**** EXTRACTED ENTRIES
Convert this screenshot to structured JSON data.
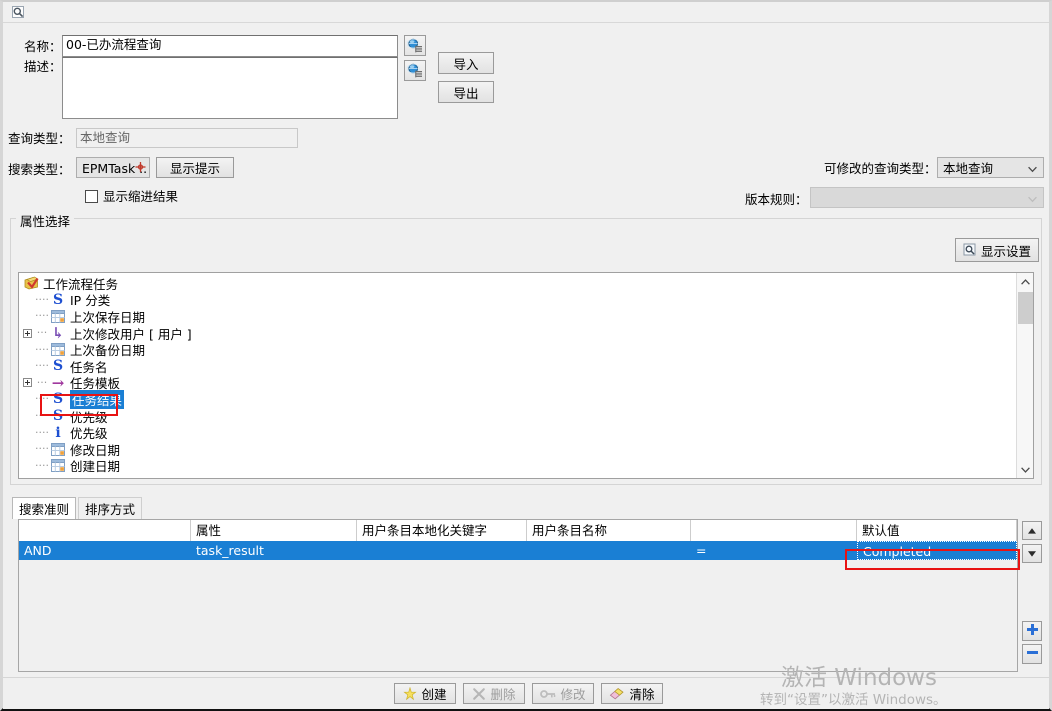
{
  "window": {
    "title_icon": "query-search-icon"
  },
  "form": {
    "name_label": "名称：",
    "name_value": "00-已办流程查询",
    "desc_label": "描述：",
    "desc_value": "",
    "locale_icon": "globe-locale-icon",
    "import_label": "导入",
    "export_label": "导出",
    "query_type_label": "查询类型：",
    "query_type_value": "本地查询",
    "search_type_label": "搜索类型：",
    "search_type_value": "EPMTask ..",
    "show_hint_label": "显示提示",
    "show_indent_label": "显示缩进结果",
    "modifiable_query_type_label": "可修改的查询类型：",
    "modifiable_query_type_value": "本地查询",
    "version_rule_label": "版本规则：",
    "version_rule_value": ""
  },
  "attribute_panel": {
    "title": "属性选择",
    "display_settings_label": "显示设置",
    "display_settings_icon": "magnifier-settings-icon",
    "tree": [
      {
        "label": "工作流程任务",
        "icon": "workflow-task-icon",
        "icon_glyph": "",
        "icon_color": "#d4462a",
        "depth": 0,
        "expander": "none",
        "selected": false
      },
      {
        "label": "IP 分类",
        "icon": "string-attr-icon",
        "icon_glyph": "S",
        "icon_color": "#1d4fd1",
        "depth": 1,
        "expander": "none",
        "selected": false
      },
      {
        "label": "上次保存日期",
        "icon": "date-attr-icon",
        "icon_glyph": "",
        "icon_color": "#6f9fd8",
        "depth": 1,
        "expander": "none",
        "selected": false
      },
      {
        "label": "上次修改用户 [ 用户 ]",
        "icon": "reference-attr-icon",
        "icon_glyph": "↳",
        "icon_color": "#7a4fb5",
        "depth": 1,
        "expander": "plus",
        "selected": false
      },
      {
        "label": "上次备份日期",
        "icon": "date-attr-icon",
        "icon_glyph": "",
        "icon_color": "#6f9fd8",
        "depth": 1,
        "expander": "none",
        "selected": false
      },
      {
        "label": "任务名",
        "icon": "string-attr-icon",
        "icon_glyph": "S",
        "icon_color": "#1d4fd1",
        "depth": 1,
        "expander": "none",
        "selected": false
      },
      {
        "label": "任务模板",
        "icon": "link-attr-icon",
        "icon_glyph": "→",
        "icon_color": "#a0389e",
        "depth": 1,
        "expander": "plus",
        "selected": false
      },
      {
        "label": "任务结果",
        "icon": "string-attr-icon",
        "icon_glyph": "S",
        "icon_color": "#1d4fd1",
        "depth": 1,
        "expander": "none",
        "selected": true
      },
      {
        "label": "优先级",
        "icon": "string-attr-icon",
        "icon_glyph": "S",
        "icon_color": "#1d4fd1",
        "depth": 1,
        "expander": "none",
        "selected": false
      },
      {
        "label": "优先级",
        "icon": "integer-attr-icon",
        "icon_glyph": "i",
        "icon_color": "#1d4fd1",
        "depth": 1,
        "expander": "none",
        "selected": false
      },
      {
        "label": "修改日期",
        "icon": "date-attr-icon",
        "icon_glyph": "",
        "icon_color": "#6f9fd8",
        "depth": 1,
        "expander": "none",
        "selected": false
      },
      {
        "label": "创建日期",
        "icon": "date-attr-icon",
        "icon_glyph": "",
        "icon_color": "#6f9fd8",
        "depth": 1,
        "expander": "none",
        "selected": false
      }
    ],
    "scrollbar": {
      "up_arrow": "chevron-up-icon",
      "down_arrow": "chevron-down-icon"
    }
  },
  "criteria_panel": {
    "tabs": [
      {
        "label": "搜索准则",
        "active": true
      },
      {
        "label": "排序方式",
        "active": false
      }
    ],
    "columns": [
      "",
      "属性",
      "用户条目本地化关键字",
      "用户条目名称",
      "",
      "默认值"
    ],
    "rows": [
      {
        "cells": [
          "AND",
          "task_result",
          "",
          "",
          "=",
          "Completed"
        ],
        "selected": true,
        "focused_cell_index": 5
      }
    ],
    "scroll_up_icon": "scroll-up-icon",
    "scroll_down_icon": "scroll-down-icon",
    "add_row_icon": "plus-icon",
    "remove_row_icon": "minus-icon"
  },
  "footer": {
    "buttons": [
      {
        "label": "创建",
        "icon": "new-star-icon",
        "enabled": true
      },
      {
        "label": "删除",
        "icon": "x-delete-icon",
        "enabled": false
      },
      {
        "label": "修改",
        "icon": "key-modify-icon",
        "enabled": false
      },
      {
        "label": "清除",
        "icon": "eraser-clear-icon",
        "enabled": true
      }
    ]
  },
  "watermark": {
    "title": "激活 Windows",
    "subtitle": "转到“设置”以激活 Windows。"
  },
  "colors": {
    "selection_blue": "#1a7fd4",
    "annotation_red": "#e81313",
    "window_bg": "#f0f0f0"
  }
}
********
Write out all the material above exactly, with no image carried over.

Convert this screenshot to structured JSON data.
{
  "window": {
    "title_icon": "query-search-icon"
  },
  "form": {
    "name_label": "名称：",
    "name_value": "00-已办流程查询",
    "desc_label": "描述：",
    "desc_value": "",
    "locale_icon": "globe-locale-icon",
    "import_label": "导入",
    "export_label": "导出",
    "query_type_label": "查询类型：",
    "query_type_value": "本地查询",
    "search_type_label": "搜索类型：",
    "search_type_value": "EPMTask ..",
    "show_hint_label": "显示提示",
    "show_indent_label": "显示缩进结果",
    "modifiable_query_type_label": "可修改的查询类型：",
    "modifiable_query_type_value": "本地查询",
    "version_rule_label": "版本规则：",
    "version_rule_value": ""
  },
  "attribute_panel": {
    "title": "属性选择",
    "display_settings_label": "显示设置",
    "display_settings_icon": "magnifier-settings-icon",
    "tree": [
      {
        "label": "工作流程任务",
        "icon": "workflow-task-icon",
        "icon_glyph": "",
        "icon_color": "#d4462a",
        "depth": 0,
        "expander": "none",
        "selected": false
      },
      {
        "label": "IP 分类",
        "icon": "string-attr-icon",
        "icon_glyph": "S",
        "icon_color": "#1d4fd1",
        "depth": 1,
        "expander": "none",
        "selected": false
      },
      {
        "label": "上次保存日期",
        "icon": "date-attr-icon",
        "icon_glyph": "",
        "icon_color": "#6f9fd8",
        "depth": 1,
        "expander": "none",
        "selected": false
      },
      {
        "label": "上次修改用户 [ 用户 ]",
        "icon": "reference-attr-icon",
        "icon_glyph": "↳",
        "icon_color": "#7a4fb5",
        "depth": 1,
        "expander": "plus",
        "selected": false
      },
      {
        "label": "上次备份日期",
        "icon": "date-attr-icon",
        "icon_glyph": "",
        "icon_color": "#6f9fd8",
        "depth": 1,
        "expander": "none",
        "selected": false
      },
      {
        "label": "任务名",
        "icon": "string-attr-icon",
        "icon_glyph": "S",
        "icon_color": "#1d4fd1",
        "depth": 1,
        "expander": "none",
        "selected": false
      },
      {
        "label": "任务模板",
        "icon": "link-attr-icon",
        "icon_glyph": "→",
        "icon_color": "#a0389e",
        "depth": 1,
        "expander": "plus",
        "selected": false
      },
      {
        "label": "任务结果",
        "icon": "string-attr-icon",
        "icon_glyph": "S",
        "icon_color": "#1d4fd1",
        "depth": 1,
        "expander": "none",
        "selected": true
      },
      {
        "label": "优先级",
        "icon": "string-attr-icon",
        "icon_glyph": "S",
        "icon_color": "#1d4fd1",
        "depth": 1,
        "expander": "none",
        "selected": false
      },
      {
        "label": "优先级",
        "icon": "integer-attr-icon",
        "icon_glyph": "i",
        "icon_color": "#1d4fd1",
        "depth": 1,
        "expander": "none",
        "selected": false
      },
      {
        "label": "修改日期",
        "icon": "date-attr-icon",
        "icon_glyph": "",
        "icon_color": "#6f9fd8",
        "depth": 1,
        "expander": "none",
        "selected": false
      },
      {
        "label": "创建日期",
        "icon": "date-attr-icon",
        "icon_glyph": "",
        "icon_color": "#6f9fd8",
        "depth": 1,
        "expander": "none",
        "selected": false
      }
    ],
    "scrollbar": {
      "up_arrow": "chevron-up-icon",
      "down_arrow": "chevron-down-icon"
    }
  },
  "criteria_panel": {
    "tabs": [
      {
        "label": "搜索准则",
        "active": true
      },
      {
        "label": "排序方式",
        "active": false
      }
    ],
    "columns": [
      "",
      "属性",
      "用户条目本地化关键字",
      "用户条目名称",
      "",
      "默认值"
    ],
    "rows": [
      {
        "cells": [
          "AND",
          "task_result",
          "",
          "",
          "=",
          "Completed"
        ],
        "selected": true,
        "focused_cell_index": 5
      }
    ],
    "scroll_up_icon": "scroll-up-icon",
    "scroll_down_icon": "scroll-down-icon",
    "add_row_icon": "plus-icon",
    "remove_row_icon": "minus-icon"
  },
  "footer": {
    "buttons": [
      {
        "label": "创建",
        "icon": "new-star-icon",
        "enabled": true
      },
      {
        "label": "删除",
        "icon": "x-delete-icon",
        "enabled": false
      },
      {
        "label": "修改",
        "icon": "key-modify-icon",
        "enabled": false
      },
      {
        "label": "清除",
        "icon": "eraser-clear-icon",
        "enabled": true
      }
    ]
  },
  "watermark": {
    "title": "激活 Windows",
    "subtitle": "转到“设置”以激活 Windows。"
  },
  "colors": {
    "selection_blue": "#1a7fd4",
    "annotation_red": "#e81313",
    "window_bg": "#f0f0f0"
  }
}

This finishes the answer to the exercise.